At the moment, Psypact only accepts applications from Psychologists. Applying Psychologists need to define their home state, be credited and certified in their home state, and follow their home state guidelines.
What does the approval process look like?
Psychologists can apply for approval in two ways:
- Telepsychology. This would allow a Psychologists to practice online therapy across state lines. This approval requires meeting the exam requirement for the Examination for Professional Practice in Psychology from ASPPB and then obtaining an “E.Passport” from ASPPB as well as an Authority to Practice Interjurisdictional Telepsychology from the PSYPACT commission.
- Temporary, In-Person Psychology Practice.

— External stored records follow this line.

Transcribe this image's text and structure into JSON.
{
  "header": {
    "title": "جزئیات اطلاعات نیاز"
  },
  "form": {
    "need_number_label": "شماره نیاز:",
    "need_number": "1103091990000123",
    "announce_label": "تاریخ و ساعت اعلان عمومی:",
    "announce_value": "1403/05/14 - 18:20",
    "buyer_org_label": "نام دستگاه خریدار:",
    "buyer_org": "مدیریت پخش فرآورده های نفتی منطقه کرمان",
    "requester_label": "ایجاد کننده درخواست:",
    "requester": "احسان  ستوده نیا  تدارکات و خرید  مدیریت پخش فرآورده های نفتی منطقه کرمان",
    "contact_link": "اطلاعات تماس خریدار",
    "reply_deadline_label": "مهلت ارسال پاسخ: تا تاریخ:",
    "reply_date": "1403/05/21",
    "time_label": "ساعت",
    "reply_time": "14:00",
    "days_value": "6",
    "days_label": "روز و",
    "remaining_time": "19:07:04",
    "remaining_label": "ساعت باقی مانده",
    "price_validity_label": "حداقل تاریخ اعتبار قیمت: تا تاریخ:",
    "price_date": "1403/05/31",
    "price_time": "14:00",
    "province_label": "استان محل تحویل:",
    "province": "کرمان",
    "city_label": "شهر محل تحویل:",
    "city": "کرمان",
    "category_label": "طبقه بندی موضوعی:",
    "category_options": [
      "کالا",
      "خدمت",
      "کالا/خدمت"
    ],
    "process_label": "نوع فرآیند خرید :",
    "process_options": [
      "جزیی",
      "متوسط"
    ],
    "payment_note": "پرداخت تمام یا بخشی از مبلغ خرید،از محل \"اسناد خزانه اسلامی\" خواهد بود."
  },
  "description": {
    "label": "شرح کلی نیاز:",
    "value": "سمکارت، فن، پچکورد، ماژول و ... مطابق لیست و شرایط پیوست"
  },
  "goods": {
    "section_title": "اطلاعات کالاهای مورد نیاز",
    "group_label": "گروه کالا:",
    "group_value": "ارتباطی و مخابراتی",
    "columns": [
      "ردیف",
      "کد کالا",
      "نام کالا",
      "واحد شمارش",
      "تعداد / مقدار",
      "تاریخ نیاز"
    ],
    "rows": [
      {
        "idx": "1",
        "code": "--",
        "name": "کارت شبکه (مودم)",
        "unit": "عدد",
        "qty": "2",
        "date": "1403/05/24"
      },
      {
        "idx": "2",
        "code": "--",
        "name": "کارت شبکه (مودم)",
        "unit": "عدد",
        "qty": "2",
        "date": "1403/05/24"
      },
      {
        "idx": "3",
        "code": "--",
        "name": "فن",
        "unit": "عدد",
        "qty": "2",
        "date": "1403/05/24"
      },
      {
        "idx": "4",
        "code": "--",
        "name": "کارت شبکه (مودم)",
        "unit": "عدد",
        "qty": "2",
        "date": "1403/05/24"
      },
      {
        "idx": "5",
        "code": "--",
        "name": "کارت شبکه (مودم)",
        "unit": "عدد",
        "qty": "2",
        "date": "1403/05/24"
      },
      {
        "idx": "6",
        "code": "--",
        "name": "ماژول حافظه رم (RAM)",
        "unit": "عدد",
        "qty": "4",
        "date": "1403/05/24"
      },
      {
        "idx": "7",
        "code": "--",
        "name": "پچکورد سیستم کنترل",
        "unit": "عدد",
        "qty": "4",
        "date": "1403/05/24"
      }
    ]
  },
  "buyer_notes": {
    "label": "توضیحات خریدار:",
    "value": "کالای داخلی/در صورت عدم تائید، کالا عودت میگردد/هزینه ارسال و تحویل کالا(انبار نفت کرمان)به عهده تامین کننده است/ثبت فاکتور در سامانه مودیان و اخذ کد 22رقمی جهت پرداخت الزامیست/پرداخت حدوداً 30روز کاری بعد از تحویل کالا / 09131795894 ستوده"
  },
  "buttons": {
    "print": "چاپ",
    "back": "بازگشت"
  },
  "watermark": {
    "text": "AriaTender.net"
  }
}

This would allow you to practice in-person across state lines and requires an Interjurisdictional Practice Certificate from ASPPB as well as a Temporary Authorization to Practice from the PSYPACT commission
When practicing across state lines under either approval the Psychologist must adhere to the guidelines of the state the client is from.
What does this mean if I’m not a Psychologist?
Unfortunately, Psypact specifically covers Psychologists and does not cover LCSWs, Lactation Consultants, or any other kind of therapist or counselor. This can seem discouraging and frustrating, however, it is a huge step in the right direction for telehealth. While all practicing therapists are not yet covered, even if they’re in a Psypact state, if the door is opened for Psychologists there is hope for the door opening wide enough for other therapists to practice across state lines.
If you’re a Psychologist (or know a Psychologist) who wants to jump into Psypact to serve more people but doesn’t have telehealth set up yet, that’s exactly what we do. Read some iTherapy reviews and you’ll see, we make your practice simple. Schedule a call with us to get your questions answered or the whole setup handed to you ready to roll (just let us know what your preference is).
If you want to learn more, here are some resources that we found helpful as we were doing our research:
Our previous post on International Teletherapy.